Canetta also says WU is engaging in public education efforts, such as hosting trap release workshops where dog owners can learn how to release their dogs from traps.
And while the safety of pets is of considerable concern for WU, Robertson says all wildlife suffers far too frequently in the painful traps set across the state.
There are two groups of animals generally targeted by trappers. One is fur-bearing animals, like minx, badgers, beavers and bobcats. There are limits on seasons, location and population on furbearing animals who can be trapped.

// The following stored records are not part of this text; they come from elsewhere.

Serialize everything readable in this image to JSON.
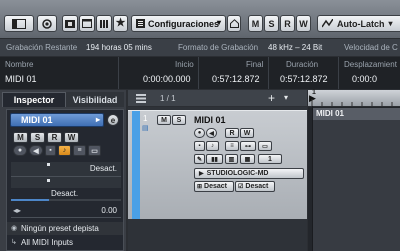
{
  "toolbar": {
    "config_label": "Configuraciones",
    "btn_m": "M",
    "btn_s": "S",
    "btn_r": "R",
    "btn_w": "W",
    "auto_label": "Auto-Latch"
  },
  "status": {
    "rec_label": "Grabación Restante",
    "rec_value": "194 horas 05 mins",
    "fmt_label": "Formato de Grabación",
    "fmt_value": "48 kHz – 24 Bit",
    "speed_label": "Velocidad de C"
  },
  "infoline": {
    "headers": [
      "Nombre",
      "Inicio",
      "Final",
      "Duración",
      "Desplazamient"
    ],
    "values": [
      "MIDI 01",
      "0:00:00.000",
      "0:57:12.872",
      "0:57:12.872",
      "0:00:0"
    ]
  },
  "inspector": {
    "tab_inspector": "Inspector",
    "tab_visibility": "Visibilidad",
    "track_name": "MIDI 01",
    "btn_m": "M",
    "btn_s": "S",
    "btn_r": "R",
    "btn_w": "W",
    "desact1": "Desact.",
    "desact2": "Desact.",
    "value": "0.00",
    "preset": "Ningún preset depista",
    "midi_inputs": "All MIDI Inputs"
  },
  "tracklist": {
    "page": "1 / 1",
    "track_number": "1",
    "track_name": "MIDI 01",
    "btn_m": "M",
    "btn_s": "S",
    "btn_r": "R",
    "btn_w": "W",
    "channel": "1",
    "output": "STUDIOLOGIC-MD",
    "desact_a": "Desact",
    "desact_b": "Desact"
  },
  "arrange": {
    "ruler_mark": "1",
    "part_name": "MIDI 01"
  },
  "colors": {
    "accent_blue": "#4aa0e6",
    "record_orange": "#e89a2a"
  }
}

The other group of trapped animals is "predators," says Canetta, who are not designated fur-bearing animals. Predators include certain fox species, coyotes, jackrabbits, porcupines, raccoons and stray cats. The distinction is a regulatory one and allows people to trap these animals as often as they like, without a license. Robertson adds, "There's no official data on how many [predator] animals are trapped annually. If you trap a coyote or a fox, for example, you don't have to report it. It's totally indiscriminate: Bears have been trapped. Moose have been trapped. Bald eagles have been trapped. Mountain lions can be trapped."